This is an excellent cast which propels this film above many of its ilk. Nathan Fillion may not look like a typical comedian with his rugged good looks, but there is no doubt that he is funny. I first came across him on a little sit com called ‘Two Guys and a Girl.' His ability for underplaying a joke helped make that series a favorite of mine. You might also know him from the cult classic, Firefly. His character here cut from the same mold as Mal on Firefly, so Fillion has no problem at all fleshing out the role. The best little one liners on Firefly were his, and his delivery was impeccable, just as it is here. In this film, he plays the bumbling sheriff to the hilt. Elizabeth Banks is on the mark with her portrayal of the trophy wife, Starla. She allows the audience just the right touch of empathy with this character. Every horror flick needs a pretty girl that has a brain and here we have Tania Saulnier. She sells her role with commitment but never loses sight of the more comic elements of the script.

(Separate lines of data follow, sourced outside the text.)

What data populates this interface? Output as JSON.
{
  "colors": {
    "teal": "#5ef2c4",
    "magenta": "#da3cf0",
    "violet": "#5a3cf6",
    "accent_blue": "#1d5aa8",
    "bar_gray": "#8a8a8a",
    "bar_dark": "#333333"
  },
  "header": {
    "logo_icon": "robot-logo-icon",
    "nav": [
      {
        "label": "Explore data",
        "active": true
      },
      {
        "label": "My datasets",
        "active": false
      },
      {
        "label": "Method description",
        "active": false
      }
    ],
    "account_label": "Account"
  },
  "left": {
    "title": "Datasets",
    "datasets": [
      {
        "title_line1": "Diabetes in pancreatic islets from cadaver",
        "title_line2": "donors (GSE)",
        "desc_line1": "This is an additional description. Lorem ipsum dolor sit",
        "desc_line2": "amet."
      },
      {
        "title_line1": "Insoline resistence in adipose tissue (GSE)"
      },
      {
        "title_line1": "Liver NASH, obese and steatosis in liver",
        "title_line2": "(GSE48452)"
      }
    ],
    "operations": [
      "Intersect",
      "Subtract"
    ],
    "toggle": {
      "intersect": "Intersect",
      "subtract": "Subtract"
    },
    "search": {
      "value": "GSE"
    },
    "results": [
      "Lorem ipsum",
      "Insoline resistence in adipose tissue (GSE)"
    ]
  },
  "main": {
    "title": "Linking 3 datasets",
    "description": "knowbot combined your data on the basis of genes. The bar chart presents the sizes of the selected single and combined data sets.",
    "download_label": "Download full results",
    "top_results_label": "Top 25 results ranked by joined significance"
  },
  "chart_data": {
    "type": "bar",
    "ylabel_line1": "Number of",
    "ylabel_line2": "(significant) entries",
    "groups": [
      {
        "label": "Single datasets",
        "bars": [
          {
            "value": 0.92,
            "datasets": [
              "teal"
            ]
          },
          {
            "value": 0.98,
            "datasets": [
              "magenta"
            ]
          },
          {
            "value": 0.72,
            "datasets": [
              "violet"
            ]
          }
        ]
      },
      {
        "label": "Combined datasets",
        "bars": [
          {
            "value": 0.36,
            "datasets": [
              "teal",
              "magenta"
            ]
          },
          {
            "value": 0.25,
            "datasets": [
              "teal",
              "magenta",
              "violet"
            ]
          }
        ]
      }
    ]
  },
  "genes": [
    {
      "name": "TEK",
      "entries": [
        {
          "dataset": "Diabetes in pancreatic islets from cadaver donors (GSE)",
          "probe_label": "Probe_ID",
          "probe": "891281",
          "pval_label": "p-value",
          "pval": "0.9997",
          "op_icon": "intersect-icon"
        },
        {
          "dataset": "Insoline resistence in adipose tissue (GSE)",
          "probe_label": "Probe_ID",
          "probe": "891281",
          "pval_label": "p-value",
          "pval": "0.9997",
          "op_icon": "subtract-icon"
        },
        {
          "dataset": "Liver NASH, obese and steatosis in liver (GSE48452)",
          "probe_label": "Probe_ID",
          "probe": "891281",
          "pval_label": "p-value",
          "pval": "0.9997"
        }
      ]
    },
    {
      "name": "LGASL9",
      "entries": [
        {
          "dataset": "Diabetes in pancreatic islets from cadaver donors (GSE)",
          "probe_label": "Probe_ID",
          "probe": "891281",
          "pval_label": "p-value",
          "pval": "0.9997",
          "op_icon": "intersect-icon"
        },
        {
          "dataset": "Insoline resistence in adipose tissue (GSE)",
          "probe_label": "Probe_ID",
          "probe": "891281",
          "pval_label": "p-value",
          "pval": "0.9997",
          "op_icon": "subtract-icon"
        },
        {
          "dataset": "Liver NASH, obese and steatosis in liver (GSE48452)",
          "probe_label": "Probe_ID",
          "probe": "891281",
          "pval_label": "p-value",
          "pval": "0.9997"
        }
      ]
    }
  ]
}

Universal Studio scores another solid hit with the DVD release of this film. There are full screen and widescreen versions, but you will want to see every little detail so stick with the aspect ratio the director intended. The video is close to perfect. The color palette is natural without bleeding and contrast problems that plague may film with many dark scenes. The Dolby 5.1 audio gives a full surround feel without any strange effects or drop outs. There is an audio commentary featuring Gunn and Fillion that made me laugh almost as much as the film. They work well together as the poking fun at the production and tell their little inside jokes to the viewers. Of course, there are the important deleted and extended scenes, and it is easy to see why they ended up on the editor’s floor. The blooper reel demonstrates the fun that the cast had in making this film. Fillion takes the audience on a comical tour of the set. Another featurette shows the making of the creatures while another features the ‘sick’ minds of the creators. This is far above the rest of the pack when it comes to combining horror and comedy. You can watch it again and again and still get into it.
Posted 10/26/06 03/17/2017